dy  = 2t 
dt 
Now find the derivative of x = t^{ 5}  4t^{ 3} with respect to t:
dx  = 5t^{ 4}  12t^{ 2} 
dt 
Remember that we need to find dt/dx. This is simply the reciprocal of dx/dt:
dt  =  1 
dx  5t^{ 4}  12t^{ 2} 
So the first derivative of x = t^{ 5} – 4t^{ 3}, y = t^{ 2} is given by:
dy  =  2t 
dx  5t^{ 4}  12t^{ 2} 
Simplifying this, we get:
dy  =  2 
dx  5t^{ 3}  12t 
Now to find the second derivative, which we have established is given by:
d^{ 2}y  =  d  (  dy  )  dt 
dx^{ 2}  dt  dx  dx 
So:
d^{ 2}y  =  d  (  2  )  ×  1 
dx^{ 2}  dt  5t^{ 3}  12t  5t^{ 4}  12t^{ 2} 
First, we'll differentiate dy/dx with respect to t. We'll need to use the quotient rule here, which you might remember tells us that the derivative of the quotient of two functions is equal to the product of the denominator and the derivative of the numerator, minus the product of the numerator and the derivative of the denominator, all over the denominator squared. So, we have:
d  (  2  )  =  24  30t^{ 2} 
dt  5t^{ 3}  12t  (5t^{ 3}  12t)^{ 2} 
We now need to multiply this result by dt/dx:
d^{ 2}y  =  24  30t^{ 2}  ×  1  =  24  30t^{ 2} 
dt^{ 2}  5t^{ 3}  12t  5t^{ 4}  12t^{ 2}  (5t^{ 4}  12t^{ 2})(5t^{ 3}  12t)^{ 2} 
Simplifying gives us:
d^{ 2}y  =  24  30t^{ 2}  =  24  30t^{ 2} 
dt^{ 2}  t (5t^{ 3}  12t)(5t^{ 3}  12t)^{ 2}  t (5t^{ 3}  12t)^{ 3} 
And that's it, we have the second derivative.
Let's work through one more example problem. Suppose we want to find the second derivative of the parametric function x = t^{ 3} + 3t^{ 2}, y = t^{ 4}  8t^{ 2}. As before, we'll start by finding the first derivative.

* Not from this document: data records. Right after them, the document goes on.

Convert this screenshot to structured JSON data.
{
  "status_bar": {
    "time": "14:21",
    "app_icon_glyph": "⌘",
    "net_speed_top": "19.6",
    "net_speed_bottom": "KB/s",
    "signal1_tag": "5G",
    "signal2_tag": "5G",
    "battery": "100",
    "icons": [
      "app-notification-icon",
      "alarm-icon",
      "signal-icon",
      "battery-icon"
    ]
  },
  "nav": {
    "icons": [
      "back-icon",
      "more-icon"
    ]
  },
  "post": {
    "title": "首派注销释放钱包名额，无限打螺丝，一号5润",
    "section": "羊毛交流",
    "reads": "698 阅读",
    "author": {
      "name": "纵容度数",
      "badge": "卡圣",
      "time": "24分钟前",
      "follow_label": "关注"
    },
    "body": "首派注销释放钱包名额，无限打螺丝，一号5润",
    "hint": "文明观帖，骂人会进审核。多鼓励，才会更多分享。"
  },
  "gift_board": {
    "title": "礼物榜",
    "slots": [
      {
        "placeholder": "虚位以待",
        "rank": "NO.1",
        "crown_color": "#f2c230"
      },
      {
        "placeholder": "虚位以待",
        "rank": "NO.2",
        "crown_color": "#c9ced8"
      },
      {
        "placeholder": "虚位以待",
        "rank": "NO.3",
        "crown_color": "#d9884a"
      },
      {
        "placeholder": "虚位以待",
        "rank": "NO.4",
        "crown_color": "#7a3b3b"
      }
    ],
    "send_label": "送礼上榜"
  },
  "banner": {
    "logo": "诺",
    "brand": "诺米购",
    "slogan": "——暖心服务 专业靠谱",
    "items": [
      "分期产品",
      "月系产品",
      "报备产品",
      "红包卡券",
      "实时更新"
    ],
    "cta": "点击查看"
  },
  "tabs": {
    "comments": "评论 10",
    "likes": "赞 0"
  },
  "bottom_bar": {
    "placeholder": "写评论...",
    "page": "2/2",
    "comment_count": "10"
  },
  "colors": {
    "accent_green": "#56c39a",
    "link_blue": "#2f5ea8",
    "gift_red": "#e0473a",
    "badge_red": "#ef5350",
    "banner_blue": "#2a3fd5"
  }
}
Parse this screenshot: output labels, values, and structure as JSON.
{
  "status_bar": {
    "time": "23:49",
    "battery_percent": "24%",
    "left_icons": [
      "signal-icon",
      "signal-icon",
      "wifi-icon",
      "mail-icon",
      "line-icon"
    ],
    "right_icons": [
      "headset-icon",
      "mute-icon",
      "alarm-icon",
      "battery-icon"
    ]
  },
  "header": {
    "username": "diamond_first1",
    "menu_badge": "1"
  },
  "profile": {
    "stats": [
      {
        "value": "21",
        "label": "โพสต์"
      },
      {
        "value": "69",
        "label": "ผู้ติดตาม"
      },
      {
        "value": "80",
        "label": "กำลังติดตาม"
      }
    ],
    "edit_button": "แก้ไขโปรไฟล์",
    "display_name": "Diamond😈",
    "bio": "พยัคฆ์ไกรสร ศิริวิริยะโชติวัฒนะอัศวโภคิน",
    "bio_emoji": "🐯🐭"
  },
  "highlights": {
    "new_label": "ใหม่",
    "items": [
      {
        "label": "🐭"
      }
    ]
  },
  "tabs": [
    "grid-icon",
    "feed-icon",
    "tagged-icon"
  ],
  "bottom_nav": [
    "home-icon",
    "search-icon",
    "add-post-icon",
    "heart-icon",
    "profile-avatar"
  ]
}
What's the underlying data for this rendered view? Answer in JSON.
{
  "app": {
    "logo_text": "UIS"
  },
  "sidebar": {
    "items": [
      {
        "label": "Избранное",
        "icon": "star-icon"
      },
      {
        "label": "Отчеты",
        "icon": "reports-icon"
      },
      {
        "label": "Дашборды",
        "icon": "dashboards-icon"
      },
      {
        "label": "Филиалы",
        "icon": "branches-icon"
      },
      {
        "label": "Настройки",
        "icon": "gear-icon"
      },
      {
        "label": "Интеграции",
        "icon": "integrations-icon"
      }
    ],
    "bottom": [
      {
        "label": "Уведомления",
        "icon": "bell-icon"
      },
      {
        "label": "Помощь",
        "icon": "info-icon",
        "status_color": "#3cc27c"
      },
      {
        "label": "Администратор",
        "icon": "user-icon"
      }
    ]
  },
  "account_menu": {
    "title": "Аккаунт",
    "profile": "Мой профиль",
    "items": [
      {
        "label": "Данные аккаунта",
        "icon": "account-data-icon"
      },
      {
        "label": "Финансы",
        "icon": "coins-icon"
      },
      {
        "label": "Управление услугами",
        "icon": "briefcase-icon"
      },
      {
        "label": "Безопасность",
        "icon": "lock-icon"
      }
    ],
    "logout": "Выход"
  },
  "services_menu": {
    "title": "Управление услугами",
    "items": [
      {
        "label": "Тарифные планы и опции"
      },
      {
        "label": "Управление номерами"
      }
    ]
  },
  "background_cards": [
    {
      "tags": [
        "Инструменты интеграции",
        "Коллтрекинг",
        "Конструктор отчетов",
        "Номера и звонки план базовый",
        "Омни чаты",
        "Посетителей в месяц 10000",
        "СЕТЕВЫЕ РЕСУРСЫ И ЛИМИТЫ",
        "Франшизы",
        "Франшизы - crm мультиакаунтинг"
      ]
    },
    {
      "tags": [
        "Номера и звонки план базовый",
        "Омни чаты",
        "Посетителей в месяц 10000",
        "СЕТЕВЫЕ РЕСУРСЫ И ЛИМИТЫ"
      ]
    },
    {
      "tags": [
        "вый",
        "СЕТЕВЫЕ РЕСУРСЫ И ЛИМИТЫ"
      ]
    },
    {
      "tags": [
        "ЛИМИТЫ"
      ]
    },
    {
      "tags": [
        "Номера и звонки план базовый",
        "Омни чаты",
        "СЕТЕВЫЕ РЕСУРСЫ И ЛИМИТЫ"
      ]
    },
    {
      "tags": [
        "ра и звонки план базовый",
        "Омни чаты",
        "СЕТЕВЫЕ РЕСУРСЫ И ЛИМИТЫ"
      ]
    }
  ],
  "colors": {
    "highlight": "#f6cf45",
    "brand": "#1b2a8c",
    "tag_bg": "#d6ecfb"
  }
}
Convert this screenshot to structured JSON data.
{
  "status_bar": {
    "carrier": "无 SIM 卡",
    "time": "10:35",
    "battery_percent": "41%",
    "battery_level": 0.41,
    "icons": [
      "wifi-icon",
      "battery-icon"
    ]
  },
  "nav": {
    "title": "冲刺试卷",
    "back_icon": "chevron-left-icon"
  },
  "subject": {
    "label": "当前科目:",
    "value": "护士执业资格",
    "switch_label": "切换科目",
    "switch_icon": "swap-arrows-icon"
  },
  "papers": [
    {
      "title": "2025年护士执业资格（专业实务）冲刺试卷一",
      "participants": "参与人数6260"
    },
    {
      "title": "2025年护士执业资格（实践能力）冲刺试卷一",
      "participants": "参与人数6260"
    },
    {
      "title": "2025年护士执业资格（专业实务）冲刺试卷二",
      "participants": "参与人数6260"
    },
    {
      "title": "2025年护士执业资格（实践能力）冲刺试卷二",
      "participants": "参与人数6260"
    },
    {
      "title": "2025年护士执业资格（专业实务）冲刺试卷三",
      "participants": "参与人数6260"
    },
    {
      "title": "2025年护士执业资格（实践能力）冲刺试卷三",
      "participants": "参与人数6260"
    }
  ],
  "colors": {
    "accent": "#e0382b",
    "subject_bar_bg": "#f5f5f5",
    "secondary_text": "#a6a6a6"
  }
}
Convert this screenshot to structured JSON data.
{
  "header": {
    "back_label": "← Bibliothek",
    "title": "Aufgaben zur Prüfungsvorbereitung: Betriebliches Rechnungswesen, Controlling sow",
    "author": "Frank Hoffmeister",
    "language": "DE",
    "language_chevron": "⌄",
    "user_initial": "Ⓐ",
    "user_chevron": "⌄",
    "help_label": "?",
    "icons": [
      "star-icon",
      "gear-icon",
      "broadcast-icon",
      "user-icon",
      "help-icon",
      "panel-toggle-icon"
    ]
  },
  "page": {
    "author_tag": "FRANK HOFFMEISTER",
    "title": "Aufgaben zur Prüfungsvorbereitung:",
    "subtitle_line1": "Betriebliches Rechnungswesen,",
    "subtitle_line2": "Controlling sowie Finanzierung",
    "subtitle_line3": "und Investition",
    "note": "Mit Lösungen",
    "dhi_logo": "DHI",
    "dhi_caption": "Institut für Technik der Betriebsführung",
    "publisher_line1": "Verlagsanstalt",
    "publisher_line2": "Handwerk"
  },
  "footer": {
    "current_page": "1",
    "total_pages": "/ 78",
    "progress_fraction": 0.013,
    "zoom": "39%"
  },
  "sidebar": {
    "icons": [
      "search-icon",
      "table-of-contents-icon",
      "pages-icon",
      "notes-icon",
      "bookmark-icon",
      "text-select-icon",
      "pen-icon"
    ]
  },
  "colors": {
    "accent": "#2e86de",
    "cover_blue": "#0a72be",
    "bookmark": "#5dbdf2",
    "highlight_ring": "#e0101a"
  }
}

Differentiating y = t^{ 4}  8t^{ 2} with respect to t gives us:
dy  = 4t^{ 3}  16t 
dt 
And differentiating x = t^{ 3} + 3t^{ 2} with respect to t gives us:
dx  = 3t^{ 2} + 6t 
dt 
We find dt/dx by taking the reciprocal of dx/dt:
dt  =  1 
dx  3t^{ 2} + 6t 
So the first derivative of x = t^{ 3} + 3t^{ 2}, y = t^{ 4}  8t^{ 2} is given by:
dy  =  4t^{ 3}  16t 
dx  3t^{ 2} + 6t 
We can simplify this as follows:
dy  =  4t (t^{ 2}  4) 
dx  3t (t + 2) 
dy  =  4t (t  2)(t + 2) 
dx  3t (t + 2) 
dy  =  4 (t  2) 
dx  3 
Just to remind you, the formula for the second derivative is:
d^{ 2}y  =  d  (  dy  )  dt 
dx^{ 2}  dt  dx  dx 
Plugging the results we have obtained into this formula, we get:
d^{ 2}y  =  d  (  4 (t  2)  )  1 
dx^{ 2}  dt  3  3t (t + 2) 
We will use the quotient rule to differentiate dy/dx with respect to t:
d  (  4 (t  2)  )  =  4 
dt  3  3 
We multiply this result by dt/dx:
d^{ 2}y  =  4  ×  1  =  4 
dt^{ 2}  3  3t (t + 2)  9t (t + 2) 
And once again, we have found the second derivative.